▶ **Work item**: Work through the records below and copy every line that includes "JSON".

---------- Given data

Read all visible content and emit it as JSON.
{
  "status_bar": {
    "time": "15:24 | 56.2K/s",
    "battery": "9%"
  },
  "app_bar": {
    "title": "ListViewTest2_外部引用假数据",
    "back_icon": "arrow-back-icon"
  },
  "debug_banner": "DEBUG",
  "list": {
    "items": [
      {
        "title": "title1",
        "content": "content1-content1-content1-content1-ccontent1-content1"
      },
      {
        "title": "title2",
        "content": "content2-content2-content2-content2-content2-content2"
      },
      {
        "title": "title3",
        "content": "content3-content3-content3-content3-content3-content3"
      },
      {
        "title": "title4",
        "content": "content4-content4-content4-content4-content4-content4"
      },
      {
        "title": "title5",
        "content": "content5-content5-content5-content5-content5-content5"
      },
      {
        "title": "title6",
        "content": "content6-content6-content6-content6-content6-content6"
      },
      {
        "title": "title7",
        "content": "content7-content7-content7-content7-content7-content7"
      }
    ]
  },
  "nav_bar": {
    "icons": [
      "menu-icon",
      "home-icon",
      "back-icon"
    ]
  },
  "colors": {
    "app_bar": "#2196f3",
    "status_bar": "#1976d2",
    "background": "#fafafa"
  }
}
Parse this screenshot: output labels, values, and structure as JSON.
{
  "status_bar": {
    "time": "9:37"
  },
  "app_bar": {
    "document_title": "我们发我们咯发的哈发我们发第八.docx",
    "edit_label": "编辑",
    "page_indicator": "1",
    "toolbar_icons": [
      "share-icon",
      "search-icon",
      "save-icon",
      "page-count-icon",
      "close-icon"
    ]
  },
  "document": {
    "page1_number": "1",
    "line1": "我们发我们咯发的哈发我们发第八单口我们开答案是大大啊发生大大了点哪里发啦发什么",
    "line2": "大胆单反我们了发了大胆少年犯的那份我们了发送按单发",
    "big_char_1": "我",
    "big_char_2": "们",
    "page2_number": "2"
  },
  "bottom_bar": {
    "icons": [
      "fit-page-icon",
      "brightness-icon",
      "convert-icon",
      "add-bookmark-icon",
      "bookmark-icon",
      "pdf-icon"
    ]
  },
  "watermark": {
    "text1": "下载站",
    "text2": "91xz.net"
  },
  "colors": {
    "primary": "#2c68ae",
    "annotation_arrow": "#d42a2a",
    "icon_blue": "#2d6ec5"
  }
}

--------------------

▶ **Response to this exercise**:
Read all visible content and emit it as JSON.
Parse this screenshot: output labels, values, and structure as JSON.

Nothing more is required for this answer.